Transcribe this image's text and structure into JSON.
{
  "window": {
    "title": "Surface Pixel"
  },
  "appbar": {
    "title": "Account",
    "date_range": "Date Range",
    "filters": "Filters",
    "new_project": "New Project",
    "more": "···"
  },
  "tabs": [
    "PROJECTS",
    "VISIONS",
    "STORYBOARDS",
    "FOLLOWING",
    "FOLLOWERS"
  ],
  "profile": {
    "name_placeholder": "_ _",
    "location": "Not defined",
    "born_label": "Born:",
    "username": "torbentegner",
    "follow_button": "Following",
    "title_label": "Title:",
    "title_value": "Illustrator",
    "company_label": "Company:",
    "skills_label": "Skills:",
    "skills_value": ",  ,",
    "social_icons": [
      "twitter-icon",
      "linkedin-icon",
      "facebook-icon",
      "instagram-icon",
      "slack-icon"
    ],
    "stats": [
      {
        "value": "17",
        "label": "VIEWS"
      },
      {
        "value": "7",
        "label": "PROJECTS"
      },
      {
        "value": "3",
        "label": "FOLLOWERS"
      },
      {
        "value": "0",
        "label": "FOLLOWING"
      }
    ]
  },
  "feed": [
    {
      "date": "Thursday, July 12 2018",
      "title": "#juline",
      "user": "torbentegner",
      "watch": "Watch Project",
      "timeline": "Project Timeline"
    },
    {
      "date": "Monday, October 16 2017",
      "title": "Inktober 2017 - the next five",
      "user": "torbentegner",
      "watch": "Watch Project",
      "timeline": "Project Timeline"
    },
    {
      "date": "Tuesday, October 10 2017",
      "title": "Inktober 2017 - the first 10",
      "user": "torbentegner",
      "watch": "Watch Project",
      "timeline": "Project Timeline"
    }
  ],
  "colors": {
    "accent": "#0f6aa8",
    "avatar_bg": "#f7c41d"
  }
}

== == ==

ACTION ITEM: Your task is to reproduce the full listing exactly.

TASK SOLUTION:
Transcribe this image's text and structure into JSON.
{
  "window": {
    "title": "Surface Pixel"
  },
  "appbar": {
    "title": "Account",
    "date_range": "Date Range",
    "filters": "Filters",
    "new_project": "New Project",
    "more": "···"
  },
  "tabs": [
    "PROJECTS",
    "VISIONS",
    "STORYBOARDS",
    "FOLLOWING",
    "FOLLOWERS"
  ],
  "profile": {
    "name_placeholder": "_ _",
    "location": "Not defined",
    "born_label": "Born:",
    "username": "torbentegner",
    "follow_button": "Following",
    "title_label": "Title:",
    "title_value": "Illustrator",
    "company_label": "Company:",
    "skills_label": "Skills:",
    "skills_value": ",  ,",
    "social_icons": [
      "twitter-icon",
      "linkedin-icon",
      "facebook-icon",
      "instagram-icon",
      "slack-icon"
    ],
    "stats": [
      {
        "value": "17",
        "label": "VIEWS"
      },
      {
        "value": "7",
        "label": "PROJECTS"
      },
      {
        "value": "3",
        "label": "FOLLOWERS"
      },
      {
        "value": "0",
        "label": "FOLLOWING"
      }
    ]
  },
  "feed": [
    {
      "date": "Thursday, July 12 2018",
      "title": "#juline",
      "user": "torbentegner",
      "watch": "Watch Project",
      "timeline": "Project Timeline"
    },
    {
      "date": "Monday, October 16 2017",
      "title": "Inktober 2017 - the next five",
      "user": "torbentegner",
      "watch": "Watch Project",
      "timeline": "Project Timeline"
    },
    {
      "date": "Tuesday, October 10 2017",
      "title": "Inktober 2017 - the first 10",
      "user": "torbentegner",
      "watch": "Watch Project",
      "timeline": "Project Timeline"
    }
  ],
  "colors": {
    "accent": "#0f6aa8",
    "avatar_bg": "#f7c41d"
  }
}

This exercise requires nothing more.